Although the mineral gyrolite has long been known to occur in the British Isles, namely in the basalt lavas of Skye, Mull, and the Treshnish Islands, &c., off the west coast of Scotland, and has more recently been described from the cliffs between Ardtornish Bay and the fault of Dearg Allt in Argyllshire on the mainland, no instance of its occurrence in the lavas of the north of Ireland has hitherto been recorded.
The examination, however, of a large number of specimens collected both for me and by myself during the past year and a half has shown that the mineral, though occurring in small quantity relative to the other zeolites with which it is associated, is fairly widely distributed throughout the harder lavas in the neighbourhood of Belfast.

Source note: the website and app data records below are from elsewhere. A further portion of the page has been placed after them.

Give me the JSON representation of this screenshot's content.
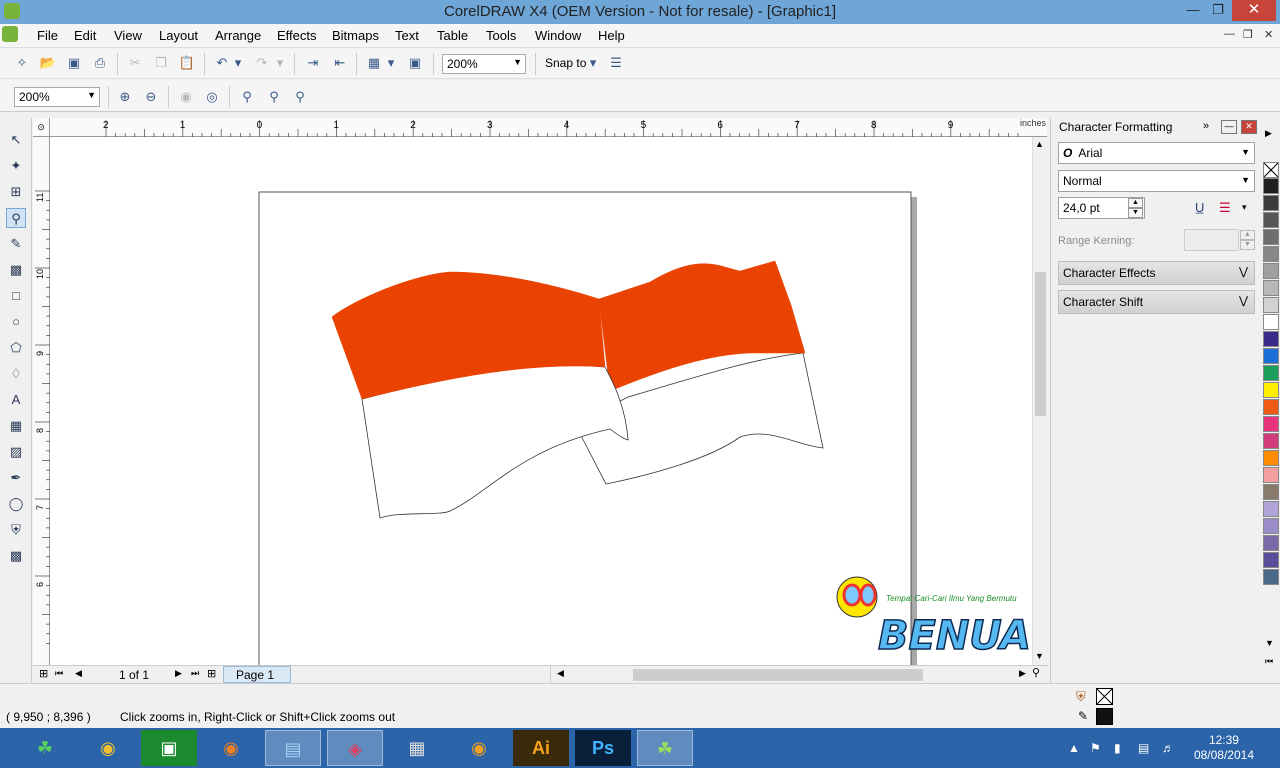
{
  "window": {
    "title": "CorelDRAW X4 (OEM Version - Not for resale) - [Graphic1]",
    "min": "—",
    "max": "❐",
    "close": "✕"
  },
  "menu": [
    {
      "label": "File"
    },
    {
      "label": "Edit"
    },
    {
      "label": "View"
    },
    {
      "label": "Layout"
    },
    {
      "label": "Arrange"
    },
    {
      "label": "Effects"
    },
    {
      "label": "Bitmaps"
    },
    {
      "label": "Text"
    },
    {
      "label": "Table"
    },
    {
      "label": "Tools"
    },
    {
      "label": "Window"
    },
    {
      "label": "Help"
    }
  ],
  "toolbar": {
    "zoom_level": "200%",
    "snap_to": "Snap to"
  },
  "propertybar": {
    "zoom_level": "200%"
  },
  "rulers": {
    "unit": "inches",
    "h_ticks": [
      "2",
      "1",
      "0",
      "1",
      "2",
      "3",
      "4",
      "5",
      "6",
      "7",
      "8",
      "9"
    ],
    "v_ticks": [
      "11",
      "10",
      "9",
      "8",
      "7",
      "6"
    ]
  },
  "docker": {
    "title": "Character Formatting",
    "font": "Arial",
    "style": "Normal",
    "size": "24,0 pt",
    "range_kerning_label": "Range Kerning:",
    "sections": [
      {
        "label": "Character Effects"
      },
      {
        "label": "Character Shift"
      }
    ]
  },
  "page_nav": {
    "page_count": "1 of 1",
    "page_tab": "Page 1"
  },
  "status": {
    "coords": "( 9,950 ; 8,396 )",
    "hint": "Click zooms in, Right-Click or Shift+Click zooms out"
  },
  "palette_colors": [
    "#1f1f1f",
    "#3b3b3b",
    "#555555",
    "#6e6e6e",
    "#878787",
    "#a0a0a0",
    "#b9b9b9",
    "#d2d2d2",
    "#ffffff",
    "#3a2a8a",
    "#1c6fd6",
    "#1aa05a",
    "#ffee00",
    "#f05a14",
    "#e8347e",
    "#d23c7a",
    "#ff8c00",
    "#f5a0a0",
    "#8a7a6a",
    "#b0a4d8",
    "#9a8cc8",
    "#7a6aaa",
    "#5a4a9a",
    "#4a6a8a"
  ],
  "watermark": {
    "tagline": "Tempat Cari-Cari Ilmu Yang Bermutu",
    "brand": "BENUA ILMU"
  },
  "flag": {
    "top_color": "#ea4200",
    "bottom_color": "#ffffff"
  },
  "taskbar": {
    "apps": [
      {
        "label": "☘"
      },
      {
        "label": "◉"
      },
      {
        "label": "▣"
      },
      {
        "label": "◉"
      },
      {
        "label": "▤"
      },
      {
        "label": "◈"
      },
      {
        "label": "▦"
      },
      {
        "label": "◉"
      },
      {
        "label": "Ai"
      },
      {
        "label": "Ps"
      },
      {
        "label": "☘"
      }
    ]
  },
  "clock": {
    "time": "12:39",
    "date": "08/08/2014"
  }
}
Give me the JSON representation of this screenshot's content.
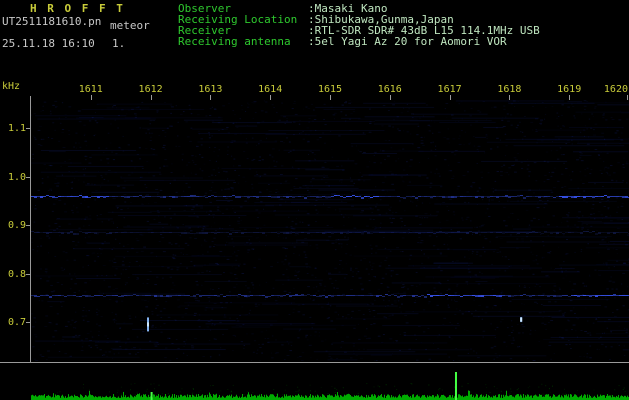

Page 289 note 1 Cornu, F., Min.-Petr. Mitt. (Tschermak), 1907, vol. xxv, pp. 513–521 Google Scholar. F. Cornu and A. Himmelbauer, ‘Untersuchungen am Apophyllit und den Mineralien der Glimmerzeolithgruppe.’ I. ‘Untersuchungen am Gyrolith,’ von F. Cornu. Sitzungsber. Akad. Wiss. Wien. Math.-naturw. Kl., 1907, vol. cxvi, Abt. i, pp. 1213-19-41.
Page 290 note 1 F. Cornu, loc. cit., gyrolite from Böhmisch-Leipa, H2O = 13.06 % ; gyrolite from Skye, H2O = 12.80 % ; reyerite from Greenland, H2O = 6.73 %.